Aim of the exercise :: Give the records below again exactly, and exclude each picture.

(Items from a data source)
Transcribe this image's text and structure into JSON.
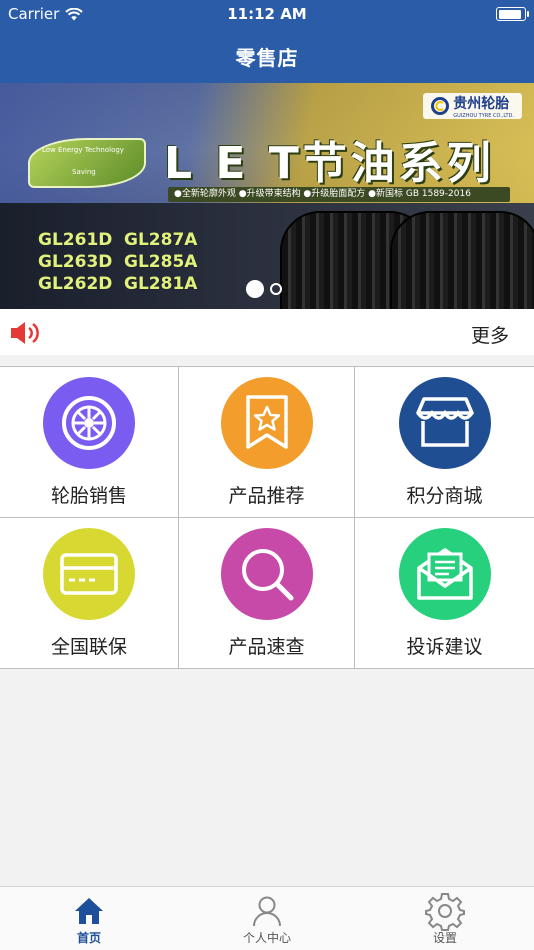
{
  "status_bar": {
    "carrier": "Carrier",
    "time": "11:12 AM",
    "battery_level": 0.92
  },
  "header": {
    "title": "零售店"
  },
  "banner": {
    "brand_name": "贵州轮胎",
    "brand_sub": "GUIZHOU TYRE CO.,LTD.",
    "leaf_lines": [
      "Low Energy Technology",
      "Saving"
    ],
    "slogan": "L E T节油系列",
    "features": "●全新轮廓外观 ●升级带束结构 ●升级胎面配方 ●新国标 GB 1589-2016",
    "models": [
      "GL261D",
      "GL287A",
      "GL263D",
      "GL285A",
      "GL262D",
      "GL281A"
    ],
    "pages": 2,
    "current_page": 1
  },
  "notice": {
    "more_label": "更多",
    "icon": "speaker-icon",
    "icon_color": "#e53935"
  },
  "grid": {
    "items": [
      {
        "label": "轮胎销售",
        "icon": "tire-icon",
        "color": "#7b5cf0"
      },
      {
        "label": "产品推荐",
        "icon": "star-ribbon-icon",
        "color": "#f29d2c"
      },
      {
        "label": "积分商城",
        "icon": "store-icon",
        "color": "#1f4e93"
      },
      {
        "label": "全国联保",
        "icon": "card-icon",
        "color": "#d8d833"
      },
      {
        "label": "产品速查",
        "icon": "search-icon",
        "color": "#c74aa8"
      },
      {
        "label": "投诉建议",
        "icon": "mail-icon",
        "color": "#26d07c"
      }
    ]
  },
  "tabbar": {
    "tabs": [
      {
        "label": "首页",
        "icon": "home-icon",
        "active": true
      },
      {
        "label": "个人中心",
        "icon": "user-icon",
        "active": false
      },
      {
        "label": "设置",
        "icon": "gear-icon",
        "active": false
      }
    ],
    "active_color": "#1e4f9a"
  },
  "colors": {
    "nav": "#2b5ca8",
    "background": "#f2f2f2"
  }
}
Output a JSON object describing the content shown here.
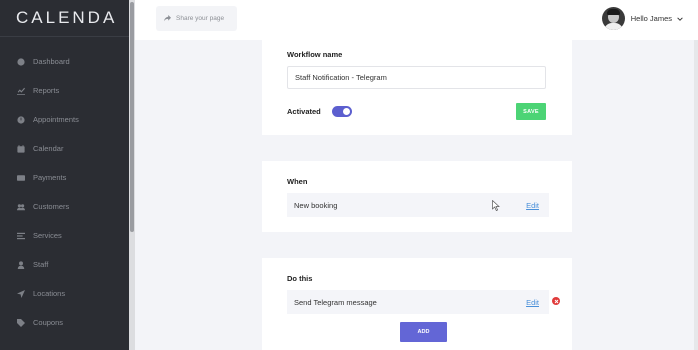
{
  "app": {
    "logo": "CALENDA"
  },
  "sidebar": {
    "items": [
      {
        "label": "Dashboard",
        "icon": "dashboard-icon"
      },
      {
        "label": "Reports",
        "icon": "reports-icon"
      },
      {
        "label": "Appointments",
        "icon": "appointments-icon"
      },
      {
        "label": "Calendar",
        "icon": "calendar-icon"
      },
      {
        "label": "Payments",
        "icon": "payments-icon"
      },
      {
        "label": "Customers",
        "icon": "customers-icon"
      },
      {
        "label": "Services",
        "icon": "services-icon"
      },
      {
        "label": "Staff",
        "icon": "staff-icon"
      },
      {
        "label": "Locations",
        "icon": "locations-icon"
      },
      {
        "label": "Coupons",
        "icon": "coupons-icon"
      }
    ]
  },
  "header": {
    "share_label": "Share your page",
    "user_greeting": "Hello James"
  },
  "workflow": {
    "name_label": "Workflow name",
    "name_value": "Staff Notification - Telegram",
    "activated_label": "Activated",
    "activated": true,
    "save_label": "SAVE"
  },
  "when": {
    "title": "When",
    "trigger": "New booking",
    "edit_label": "Edit"
  },
  "do_this": {
    "title": "Do this",
    "action": "Send Telegram message",
    "edit_label": "Edit",
    "add_label": "ADD"
  },
  "colors": {
    "sidebar_bg": "#2b2d33",
    "accent": "#6366d6",
    "save_green": "#4cd475",
    "remove_red": "#e03b3b",
    "link_blue": "#4a90d9"
  }
}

Exercise answer ::
Transcribe this image's text and structure into JSON.
{
  "status_bar": {
    "carrier": "Carrier",
    "time": "11:12 AM",
    "battery_level": 0.92
  },
  "header": {
    "title": "零售店"
  },
  "banner": {
    "brand_name": "贵州轮胎",
    "brand_sub": "GUIZHOU TYRE CO.,LTD.",
    "leaf_lines": [
      "Low Energy Technology",
      "Saving"
    ],
    "slogan": "L E T节油系列",
    "features": "●全新轮廓外观 ●升级带束结构 ●升级胎面配方 ●新国标 GB 1589-2016",
    "models": [
      "GL261D",
      "GL287A",
      "GL263D",
      "GL285A",
      "GL262D",
      "GL281A"
    ],
    "pages": 2,
    "current_page": 1
  },
  "notice": {
    "more_label": "更多",
    "icon": "speaker-icon",
    "icon_color": "#e53935"
  },
  "grid": {
    "items": [
      {
        "label": "轮胎销售",
        "icon": "tire-icon",
        "color": "#7b5cf0"
      },
      {
        "label": "产品推荐",
        "icon": "star-ribbon-icon",
        "color": "#f29d2c"
      },
      {
        "label": "积分商城",
        "icon": "store-icon",
        "color": "#1f4e93"
      },
      {
        "label": "全国联保",
        "icon": "card-icon",
        "color": "#d8d833"
      },
      {
        "label": "产品速查",
        "icon": "search-icon",
        "color": "#c74aa8"
      },
      {
        "label": "投诉建议",
        "icon": "mail-icon",
        "color": "#26d07c"
      }
    ]
  },
  "tabbar": {
    "tabs": [
      {
        "label": "首页",
        "icon": "home-icon",
        "active": true
      },
      {
        "label": "个人中心",
        "icon": "user-icon",
        "active": false
      },
      {
        "label": "设置",
        "icon": "gear-icon",
        "active": false
      }
    ],
    "active_color": "#1e4f9a"
  },
  "colors": {
    "nav": "#2b5ca8",
    "background": "#f2f2f2"
  }
}
Output a JSON object describing the content shown here.
{
  "app": {
    "logo": "CALENDA"
  },
  "sidebar": {
    "items": [
      {
        "label": "Dashboard",
        "icon": "dashboard-icon"
      },
      {
        "label": "Reports",
        "icon": "reports-icon"
      },
      {
        "label": "Appointments",
        "icon": "appointments-icon"
      },
      {
        "label": "Calendar",
        "icon": "calendar-icon"
      },
      {
        "label": "Payments",
        "icon": "payments-icon"
      },
      {
        "label": "Customers",
        "icon": "customers-icon"
      },
      {
        "label": "Services",
        "icon": "services-icon"
      },
      {
        "label": "Staff",
        "icon": "staff-icon"
      },
      {
        "label": "Locations",
        "icon": "locations-icon"
      },
      {
        "label": "Coupons",
        "icon": "coupons-icon"
      }
    ]
  },
  "header": {
    "share_label": "Share your page",
    "user_greeting": "Hello James"
  },
  "workflow": {
    "name_label": "Workflow name",
    "name_value": "Staff Notification - Telegram",
    "activated_label": "Activated",
    "activated": true,
    "save_label": "SAVE"
  },
  "when": {
    "title": "When",
    "trigger": "New booking",
    "edit_label": "Edit"
  },
  "do_this": {
    "title": "Do this",
    "action": "Send Telegram message",
    "edit_label": "Edit",
    "add_label": "ADD"
  },
  "colors": {
    "sidebar_bg": "#2b2d33",
    "accent": "#6366d6",
    "save_green": "#4cd475",
    "remove_red": "#e03b3b",
    "link_blue": "#4a90d9"
  }
}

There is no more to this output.